RED CLIFF, Colo. (CBS4) – Around midnight on Monday morning, the water in the normally-tame Turkey Creek took aim at Billy Martinez and his family’s home. It flooded the one story house like it has never done so before.
Elsewhere in the small Eagle County town, upstream from Midturn, water damaged a bridge to the town’s clean water plant Monday and caused damage to Shrine Pass.
Another bridge was hit by debris like trees, forcing it to be closed.
The community rallied. Sandbags were brought in to help shore up the river banks.
“We’ve had a lot of local people come in and help us out it’s been great,” Martinez said.
Throughout the county, river levels are expected to remain high through Thursday for Turkey Creek, Gore Creek and the Eagle River.
Thunderstorms could cause higher peak flows with a 60% chance of thunderstorms Monday night and an equal or slightly less chance on Tuesday, and decreasing chances later in the week, county emergency managers say.
Red Cliff officials are coordinating sandbag efforts along Turkey Creek and are monitoring potential threats to utilities along the creek.
Eagle River Fire Protection District crews are performing patrols of local waterways.
Officials from the Town of Vail will continue monitoring the water for the next few nights. The town has replenished sand and bag supplies for residents to last a few more days.
Eagle County Road & Bridge and Town of Gypsum have replenished sand and bags at the county’s Maintenance Service Center in Gypsum.
The Eagle County Sheriff’s Office has provided sandbag support through an inmate crew. Deputies are monitoring crossings and have closed the South Forty pedestrian bridge in Edwards.
Greater Eagle Fire is working with the Town of Eagle to help educate the public regarding safe use of the Eagle River Park. Visitors to the area may not realize water levels are not typical.
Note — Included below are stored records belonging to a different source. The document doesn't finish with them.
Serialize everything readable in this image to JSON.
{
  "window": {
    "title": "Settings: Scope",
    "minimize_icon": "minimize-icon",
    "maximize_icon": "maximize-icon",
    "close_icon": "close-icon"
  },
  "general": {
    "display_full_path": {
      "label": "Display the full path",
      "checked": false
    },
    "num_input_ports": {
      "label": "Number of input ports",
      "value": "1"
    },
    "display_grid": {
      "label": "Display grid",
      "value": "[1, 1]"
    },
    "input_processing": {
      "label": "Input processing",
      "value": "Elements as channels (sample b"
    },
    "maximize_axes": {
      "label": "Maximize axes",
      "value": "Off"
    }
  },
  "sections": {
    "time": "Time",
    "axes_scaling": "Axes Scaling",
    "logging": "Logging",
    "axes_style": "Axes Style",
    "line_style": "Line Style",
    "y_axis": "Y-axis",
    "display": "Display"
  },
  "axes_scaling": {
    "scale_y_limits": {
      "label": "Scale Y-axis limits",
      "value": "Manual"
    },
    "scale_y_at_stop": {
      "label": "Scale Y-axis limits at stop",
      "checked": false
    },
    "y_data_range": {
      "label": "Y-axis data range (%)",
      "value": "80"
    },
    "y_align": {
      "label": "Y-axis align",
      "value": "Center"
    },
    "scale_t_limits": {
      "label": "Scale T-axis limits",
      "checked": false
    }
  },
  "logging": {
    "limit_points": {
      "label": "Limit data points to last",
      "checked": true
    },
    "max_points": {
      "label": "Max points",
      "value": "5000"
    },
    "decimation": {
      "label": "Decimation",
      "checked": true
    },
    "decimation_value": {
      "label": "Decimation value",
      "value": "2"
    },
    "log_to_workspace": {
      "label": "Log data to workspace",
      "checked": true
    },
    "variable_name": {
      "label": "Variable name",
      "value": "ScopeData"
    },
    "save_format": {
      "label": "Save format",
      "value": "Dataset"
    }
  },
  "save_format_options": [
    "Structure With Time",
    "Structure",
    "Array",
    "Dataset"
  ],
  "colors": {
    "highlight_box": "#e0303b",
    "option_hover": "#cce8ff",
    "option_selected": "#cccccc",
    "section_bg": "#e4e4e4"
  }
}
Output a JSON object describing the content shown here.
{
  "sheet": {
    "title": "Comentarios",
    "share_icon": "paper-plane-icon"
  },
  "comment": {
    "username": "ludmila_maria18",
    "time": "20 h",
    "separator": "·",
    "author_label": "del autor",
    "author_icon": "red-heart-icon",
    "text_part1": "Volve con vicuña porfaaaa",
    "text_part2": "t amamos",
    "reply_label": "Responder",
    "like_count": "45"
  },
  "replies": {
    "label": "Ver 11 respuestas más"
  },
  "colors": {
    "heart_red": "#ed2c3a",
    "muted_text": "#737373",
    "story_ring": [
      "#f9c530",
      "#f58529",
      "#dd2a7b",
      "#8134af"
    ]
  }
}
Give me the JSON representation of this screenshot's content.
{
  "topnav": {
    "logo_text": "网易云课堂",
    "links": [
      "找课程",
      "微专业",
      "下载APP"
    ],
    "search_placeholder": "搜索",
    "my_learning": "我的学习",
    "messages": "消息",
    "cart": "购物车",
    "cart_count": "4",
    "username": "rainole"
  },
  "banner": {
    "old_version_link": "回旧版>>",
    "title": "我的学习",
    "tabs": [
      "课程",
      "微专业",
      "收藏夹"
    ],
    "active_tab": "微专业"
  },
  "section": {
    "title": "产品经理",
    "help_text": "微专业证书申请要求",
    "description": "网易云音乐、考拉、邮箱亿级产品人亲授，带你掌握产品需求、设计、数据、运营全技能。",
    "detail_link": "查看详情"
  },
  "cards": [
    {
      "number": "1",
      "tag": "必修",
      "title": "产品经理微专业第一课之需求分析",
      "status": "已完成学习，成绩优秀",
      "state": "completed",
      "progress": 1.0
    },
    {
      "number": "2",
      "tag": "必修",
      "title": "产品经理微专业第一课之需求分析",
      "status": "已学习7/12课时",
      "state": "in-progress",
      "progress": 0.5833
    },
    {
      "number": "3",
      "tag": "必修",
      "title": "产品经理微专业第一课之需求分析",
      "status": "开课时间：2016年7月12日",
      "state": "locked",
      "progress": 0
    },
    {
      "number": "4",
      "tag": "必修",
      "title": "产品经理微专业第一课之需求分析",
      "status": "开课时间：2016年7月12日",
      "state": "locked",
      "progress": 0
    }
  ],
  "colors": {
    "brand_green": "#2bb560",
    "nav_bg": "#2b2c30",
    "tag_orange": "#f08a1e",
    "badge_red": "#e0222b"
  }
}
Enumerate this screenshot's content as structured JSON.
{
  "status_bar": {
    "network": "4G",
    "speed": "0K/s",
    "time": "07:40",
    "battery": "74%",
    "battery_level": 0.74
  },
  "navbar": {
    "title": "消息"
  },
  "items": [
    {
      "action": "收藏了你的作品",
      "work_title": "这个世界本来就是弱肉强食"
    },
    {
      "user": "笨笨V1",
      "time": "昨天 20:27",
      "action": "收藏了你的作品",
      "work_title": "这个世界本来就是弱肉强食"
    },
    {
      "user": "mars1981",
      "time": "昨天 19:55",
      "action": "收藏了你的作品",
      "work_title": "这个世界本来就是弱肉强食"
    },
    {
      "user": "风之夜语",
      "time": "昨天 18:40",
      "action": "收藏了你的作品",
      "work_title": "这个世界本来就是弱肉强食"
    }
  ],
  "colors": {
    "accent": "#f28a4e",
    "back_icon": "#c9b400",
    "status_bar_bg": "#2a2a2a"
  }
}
Large debris in the water and obstacles downriver can be hazardous.
The Town of Minturn has created a sandbag barrier along the road at Little Beach Park.